WHAT THE TASK ASKS: Output the listing below, all of it, exactly as given.

DATA LISTING:
------------------------------------------------------------------------
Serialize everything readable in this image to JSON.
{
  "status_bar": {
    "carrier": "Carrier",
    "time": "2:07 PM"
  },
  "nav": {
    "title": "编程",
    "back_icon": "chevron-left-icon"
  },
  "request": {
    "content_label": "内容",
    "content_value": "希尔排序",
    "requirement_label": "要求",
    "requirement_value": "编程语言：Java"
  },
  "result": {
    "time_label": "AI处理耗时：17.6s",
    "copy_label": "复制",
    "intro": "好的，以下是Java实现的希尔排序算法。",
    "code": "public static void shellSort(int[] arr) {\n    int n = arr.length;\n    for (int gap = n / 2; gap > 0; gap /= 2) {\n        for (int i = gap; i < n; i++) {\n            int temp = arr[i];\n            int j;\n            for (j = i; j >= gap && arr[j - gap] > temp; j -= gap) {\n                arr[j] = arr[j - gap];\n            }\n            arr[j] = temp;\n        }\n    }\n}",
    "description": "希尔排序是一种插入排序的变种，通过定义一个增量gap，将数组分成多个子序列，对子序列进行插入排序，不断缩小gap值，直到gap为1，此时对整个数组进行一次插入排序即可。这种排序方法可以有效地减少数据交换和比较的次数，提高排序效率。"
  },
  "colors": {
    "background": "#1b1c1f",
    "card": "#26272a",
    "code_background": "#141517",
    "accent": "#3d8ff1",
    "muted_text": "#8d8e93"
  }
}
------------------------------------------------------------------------
RESPONSE AREA:
Serialize everything readable in this image to JSON.
{
  "status_bar": {
    "carrier": "Carrier",
    "time": "2:07 PM"
  },
  "nav": {
    "title": "编程",
    "back_icon": "chevron-left-icon"
  },
  "request": {
    "content_label": "内容",
    "content_value": "希尔排序",
    "requirement_label": "要求",
    "requirement_value": "编程语言：Java"
  },
  "result": {
    "time_label": "AI处理耗时：17.6s",
    "copy_label": "复制",
    "intro": "好的，以下是Java实现的希尔排序算法。",
    "code": "public static void shellSort(int[] arr) {\n    int n = arr.length;\n    for (int gap = n / 2; gap > 0; gap /= 2) {\n        for (int i = gap; i < n; i++) {\n            int temp = arr[i];\n            int j;\n            for (j = i; j >= gap && arr[j - gap] > temp; j -= gap) {\n                arr[j] = arr[j - gap];\n            }\n            arr[j] = temp;\n        }\n    }\n}",
    "description": "希尔排序是一种插入排序的变种，通过定义一个增量gap，将数组分成多个子序列，对子序列进行插入排序，不断缩小gap值，直到gap为1，此时对整个数组进行一次插入排序即可。这种排序方法可以有效地减少数据交换和比较的次数，提高排序效率。"
  },
  "colors": {
    "background": "#1b1c1f",
    "card": "#26272a",
    "code_background": "#141517",
    "accent": "#3d8ff1",
    "muted_text": "#8d8e93"
  }
}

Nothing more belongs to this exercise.